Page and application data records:

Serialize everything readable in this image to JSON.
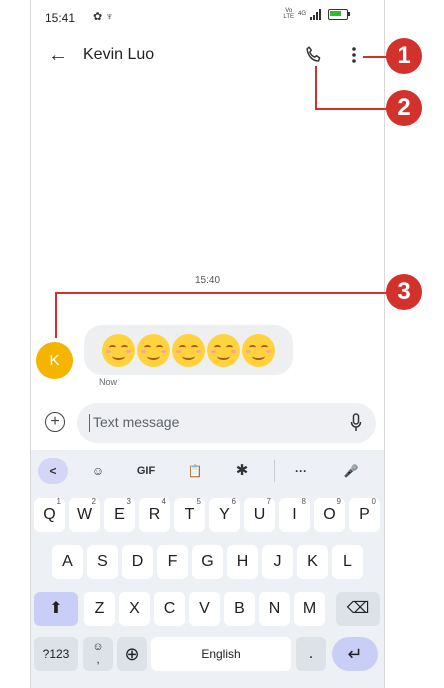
{
  "status": {
    "time": "15:41",
    "left_icons": "✿ ♆",
    "volte_top": "Vo",
    "volte_bottom": "LTE",
    "signal_label": "4G",
    "battery_level": 0.7
  },
  "header": {
    "contact_name": "Kevin Luo",
    "back_icon": "arrow-left-icon",
    "call_icon": "phone-icon",
    "more_icon": "more-vert-icon"
  },
  "conversation": {
    "divider_time": "15:40",
    "avatar_letter": "K",
    "avatar_color": "#f4b400",
    "message_emojis": [
      "smiling-face",
      "smiling-face",
      "smiling-face",
      "smiling-face",
      "smiling-face"
    ],
    "message_meta": "Now"
  },
  "compose": {
    "placeholder": "Text message",
    "add_icon": "plus-circle-icon",
    "mic_icon": "mic-icon"
  },
  "keyboard": {
    "toolbar": {
      "back": "<",
      "sticker": "☺",
      "gif": "GIF",
      "clipboard": "📋",
      "settings": "✱",
      "more": "···",
      "mic": "🎤"
    },
    "row1": [
      {
        "k": "Q",
        "s": "1"
      },
      {
        "k": "W",
        "s": "2"
      },
      {
        "k": "E",
        "s": "3"
      },
      {
        "k": "R",
        "s": "4"
      },
      {
        "k": "T",
        "s": "5"
      },
      {
        "k": "Y",
        "s": "6"
      },
      {
        "k": "U",
        "s": "7"
      },
      {
        "k": "I",
        "s": "8"
      },
      {
        "k": "O",
        "s": "9"
      },
      {
        "k": "P",
        "s": "0"
      }
    ],
    "row2": [
      "A",
      "S",
      "D",
      "F",
      "G",
      "H",
      "J",
      "K",
      "L"
    ],
    "row3": [
      "Z",
      "X",
      "C",
      "V",
      "B",
      "N",
      "M"
    ],
    "shift": "⬆",
    "backspace": "⌫",
    "symbols": "?123",
    "emoji_comma": "☺\n,",
    "globe": "⊕",
    "space": "English",
    "period": ".",
    "enter": "↵"
  },
  "callouts": [
    "1",
    "2",
    "3"
  ],
  "colors": {
    "accent": "#d3312b",
    "keyboard_bg": "#edf0f5",
    "bubble": "#eeeff1"
  }
}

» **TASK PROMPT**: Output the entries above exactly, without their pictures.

» **EXERCISE ANSWER**:
Serialize everything readable in this image to JSON.
{
  "status": {
    "time": "15:41",
    "left_icons": "✿ ♆",
    "volte_top": "Vo",
    "volte_bottom": "LTE",
    "signal_label": "4G",
    "battery_level": 0.7
  },
  "header": {
    "contact_name": "Kevin Luo",
    "back_icon": "arrow-left-icon",
    "call_icon": "phone-icon",
    "more_icon": "more-vert-icon"
  },
  "conversation": {
    "divider_time": "15:40",
    "avatar_letter": "K",
    "avatar_color": "#f4b400",
    "message_emojis": [
      "smiling-face",
      "smiling-face",
      "smiling-face",
      "smiling-face",
      "smiling-face"
    ],
    "message_meta": "Now"
  },
  "compose": {
    "placeholder": "Text message",
    "add_icon": "plus-circle-icon",
    "mic_icon": "mic-icon"
  },
  "keyboard": {
    "toolbar": {
      "back": "<",
      "sticker": "☺",
      "gif": "GIF",
      "clipboard": "📋",
      "settings": "✱",
      "more": "···",
      "mic": "🎤"
    },
    "row1": [
      {
        "k": "Q",
        "s": "1"
      },
      {
        "k": "W",
        "s": "2"
      },
      {
        "k": "E",
        "s": "3"
      },
      {
        "k": "R",
        "s": "4"
      },
      {
        "k": "T",
        "s": "5"
      },
      {
        "k": "Y",
        "s": "6"
      },
      {
        "k": "U",
        "s": "7"
      },
      {
        "k": "I",
        "s": "8"
      },
      {
        "k": "O",
        "s": "9"
      },
      {
        "k": "P",
        "s": "0"
      }
    ],
    "row2": [
      "A",
      "S",
      "D",
      "F",
      "G",
      "H",
      "J",
      "K",
      "L"
    ],
    "row3": [
      "Z",
      "X",
      "C",
      "V",
      "B",
      "N",
      "M"
    ],
    "shift": "⬆",
    "backspace": "⌫",
    "symbols": "?123",
    "emoji_comma": "☺\n,",
    "globe": "⊕",
    "space": "English",
    "period": ".",
    "enter": "↵"
  },
  "callouts": [
    "1",
    "2",
    "3"
  ],
  "colors": {
    "accent": "#d3312b",
    "keyboard_bg": "#edf0f5",
    "bubble": "#eeeff1"
  }
}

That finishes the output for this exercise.